This is me on a relatively light day covering the Olympics.

And it’s only Day 1.

I have received this assignment twice before, at the 2010 Winter Games in Vancouver and the 2014 Winter Games in Sochi, Russia. As a result, I know quite well how I will likely, over the next few weeks in Rio de Janeiro, redefine a “normal workday”.


MY OLYMPICS JOURNEY: Rio is stunning, on the surface

There’s a feeling that hits me every time I travel that reminds me why I travel.

It happens early in the trip, usually within a few hours of landing at the airport.

You see, I love the jolt I receive when I first click “BOOK” on a flight to an uncharted destination.
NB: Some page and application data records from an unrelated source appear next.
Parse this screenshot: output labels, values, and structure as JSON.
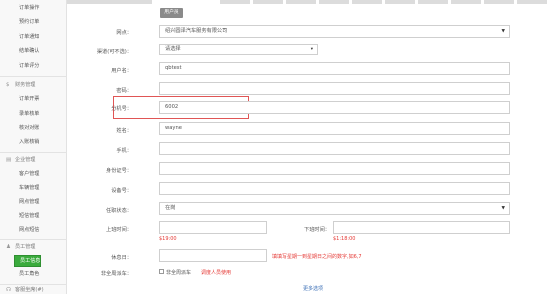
{
  "sidebar": {
    "group1_items": [
      {
        "label": "订单操作"
      },
      {
        "label": "预约订单"
      },
      {
        "label": "订单通知"
      },
      {
        "label": "结单确认"
      },
      {
        "label": "订单评分"
      }
    ],
    "finance": {
      "title": "财务管理",
      "icon": "dollar-icon",
      "items": [
        {
          "label": "订单开票"
        },
        {
          "label": "录单核单"
        },
        {
          "label": "核对对账"
        },
        {
          "label": "入账核销"
        }
      ]
    },
    "company": {
      "title": "企业管理",
      "icon": "building-icon",
      "items": [
        {
          "label": "客户管理"
        },
        {
          "label": "车辆管理"
        },
        {
          "label": "网点管理"
        },
        {
          "label": "短信管理"
        },
        {
          "label": "网点短信"
        }
      ]
    },
    "staff": {
      "title": "员工管理",
      "icon": "user-icon",
      "items": [
        {
          "label": "员工信息",
          "active": true
        },
        {
          "label": "员工角色"
        }
      ]
    },
    "bottom_partial": {
      "title": "客服坐席(#)"
    }
  },
  "header": {
    "button_label": "用户员"
  },
  "form": {
    "branch": {
      "label": "网点：",
      "value": "绍兴圆泽汽车服务有限公司"
    },
    "channel": {
      "label": "渠道(可不选)：",
      "value": "请选择"
    },
    "username": {
      "label": "用户名：",
      "value": "qbtest"
    },
    "password": {
      "label": "密码：",
      "value": ""
    },
    "extension": {
      "label": "分机号：",
      "value": "6002"
    },
    "name": {
      "label": "姓名：",
      "value": "wayne"
    },
    "phone": {
      "label": "手机：",
      "value": ""
    },
    "id_card": {
      "label": "身份证号：",
      "value": ""
    },
    "device": {
      "label": "设备号：",
      "value": ""
    },
    "status": {
      "label": "任职状态：",
      "value": "在岗"
    },
    "shift_start": {
      "label": "上班时间：",
      "value": "",
      "note": "$19:00"
    },
    "shift_end": {
      "label": "下班时间：",
      "value": "",
      "note": "$1:18:00"
    },
    "rest_day": {
      "label": "休息日：",
      "value": "",
      "note": "填填写星期一到星期日之间的数字,如6,7"
    },
    "non_regular": {
      "label": "非全周派车：",
      "checkbox_text": "非全周派车",
      "note": "调度人员使用"
    },
    "more_label": "更多选项"
  },
  "colors": {
    "accent_green": "#3bab3d",
    "highlight_red": "#e05555",
    "note_red": "#e53935"
  }
}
I swell with anticipation and wish I could pack my bags and depart that minute. But then I return to real life, focus on my many responsibilities at home, and struggle to regenerate that jolt of excitement. During the days leading up to a vacation, I rarely get the chance to think about it because I must complete a bunch of last-minute errands. Even when I get on the plane and land in a new city, I feel eager but also sluggish from the long flight.

Then I escape the airport and head to wherever I’m going, and soon I arrive upon some spot — a vista, building, monument, or special site – that freezes me with its power and beauty. I stop mid-conversation or mid-thought to savor the moment, and I instantly think (sometimes out loud): “Wow … this is cool. This is why I wanted to come here.”

It happened again Sunday, roughly two hours into my current travel experience: a three-week trip to cover the Olympics in Rio de Janeiro, Brazil.


MY OLYMPICS JOURNEY: Ready for Rio, preparing for the grind

Eight years ago this week, I received my first opportunity to cover a major national event … and thus my first experience with, for an extended period of time, working to the limit.

I flew to Denver to report from the 2008 Democratic National Convention and the eventual nomination of our current president, Barack Obama. I operated by myself in a sea of tens of thousands, lugged 50 pounds of equipment to and from my workspace each day, turned roughly a dozen stories, and used any brief window of free time to gobble down enough food to sustain me for the next few hours.

Exhausting, right? Not enjoyable at all, right?

And yet, when I returned home, I wrote this — in all sincerity — to my boss:

This was one of the most unforgettable weeks of my life. I ended up working some 60 hours in four days in Denver, and it was partly because I kept looking for new things to cover, because I didn’t want to waste a minute of the experience.

Yup. When the work is that riveting, I actually crave it. And as I stare into my immediate future, I spy another extended brush with extended hours:

On Saturday I head to Rio de Janeiro to cover the 2016 Summer Olympics.